Rolex Submariner Watches
A quarter-mile offshore and 80 feet below the surface of Lake Superior, my friend, Chris, and I found the Madeira’s pilothouse — standing upright, its compass binnacle still intact, belying the violence of the ship’s demise. The rest of the wreck is strewn over an acre of lakebed — twisted bollards, winches torn free and the bow facing upright, its nose only 40 feet below the surface. November has always been a cruel month for sailors on Lake Superior, but November of 1905 was perhaps the worst since the big lake was opened to navigation in 1855. Seventy-eight lives were lost and 19 ships sunk in storms that month, including the infamous “Mataafa Blow”, which packed 60mph winds and sank a dozen ships. It was during this storm that the 436-foot steel schooner barge, Madeira, was driven against Gold Rock cliff on Superior’s rugged North Shore. Battered by short-frequency freshwater waves, Madeira quickly filled and sank, and her bones were scattered at the base of the cliff by ice and wave action over the ensuing decades. It is fitting, then, that on a chilly November morning, over a century later, I found myself exploring this historic wreck site, with an equally historic dive watch strapped to my wrist: the Rolex Submariner.
How does one review arguably the most ubiquitous, copied, clichéd and iconic watch ever made? It’s not easy, and it’s slightly intimidating. There is little about the Rolex Submariner that hasn’t already been written — its legendary use for exploration and combat, its famous wearers, its durable and accurate movement. But as hard as I searched, I couldn’t find any hands-on reviews of the watch being used as it was intended. So, I went back to its roots and took it diving. And there, underwater, despite its nearly 60-year-old design, the Submariner still fared well and seemed right at home.

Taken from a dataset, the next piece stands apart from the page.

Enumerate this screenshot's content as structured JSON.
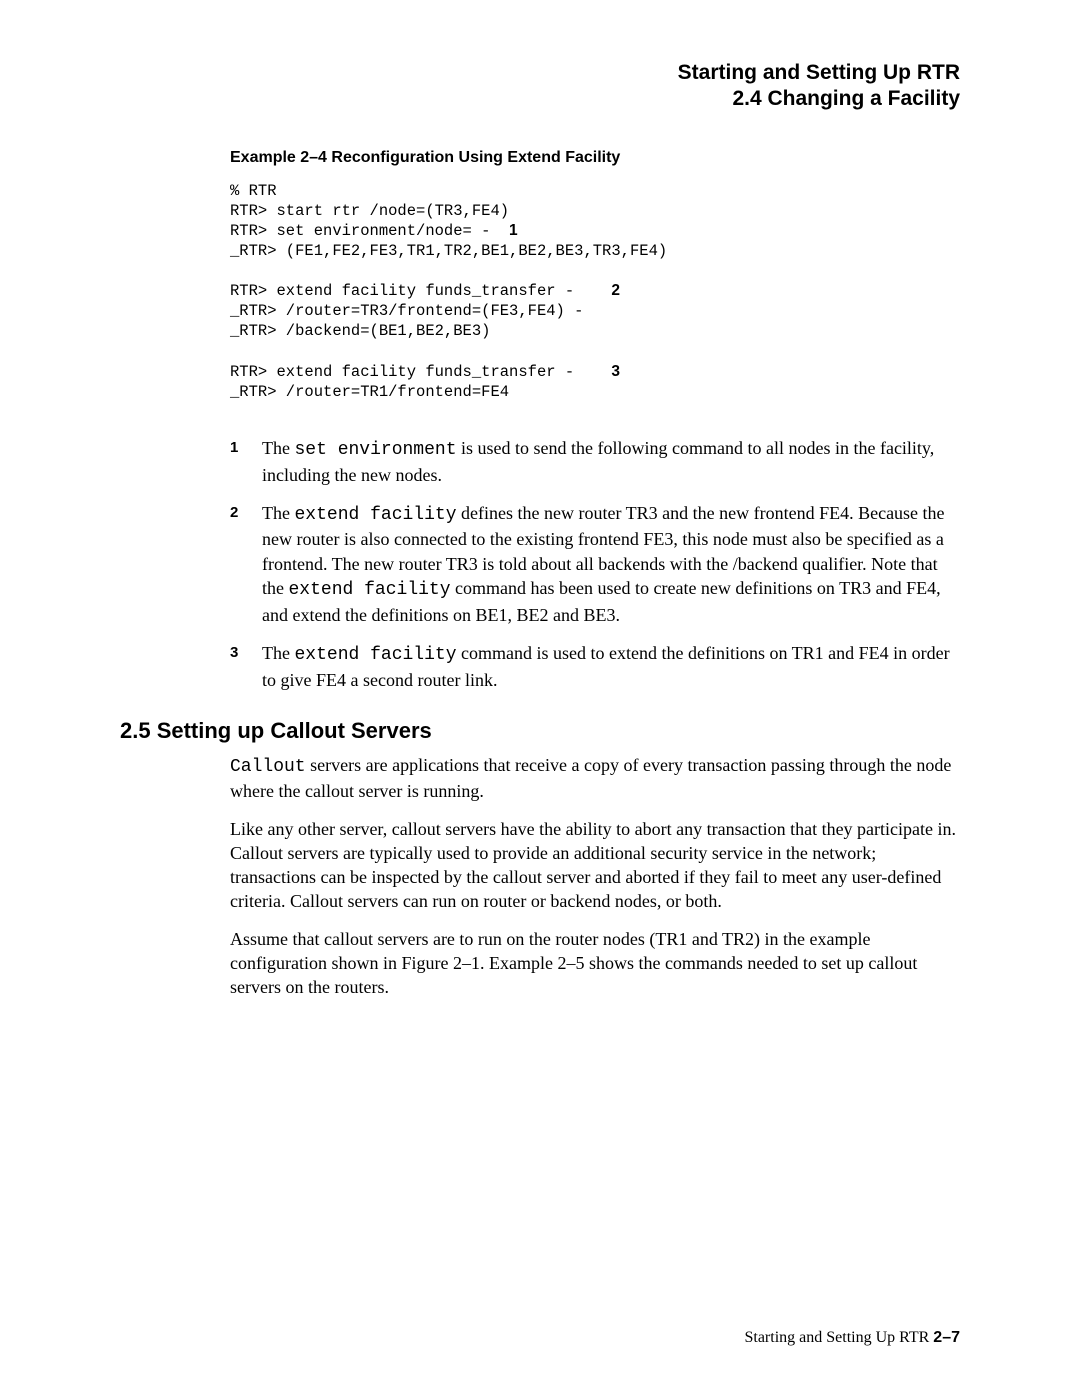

The Submariner has evolved at roughly the same pace as another well-known denizen of the deep: the shark. And the specific reference I tested, the “No Date” 14060M, is perhaps the purest example. With no ceramic bezel insert, no Glidelock clasp, no Chromalight lume, not even solid bracelet links, the 14060M Submariner is a dinosaur, a relic from the past. Strapping on this watch for a dive is like stepping into a time machine and being transported back to the mid-1950s, a time when sport diving was in its infancy and dive watches were built to be instruments, not fashion statements. It was during this era, in 1955 specifically, that members of the Frigid Frogs diving club from Duluth, Minnesota, first explored the wreck of the Madeira.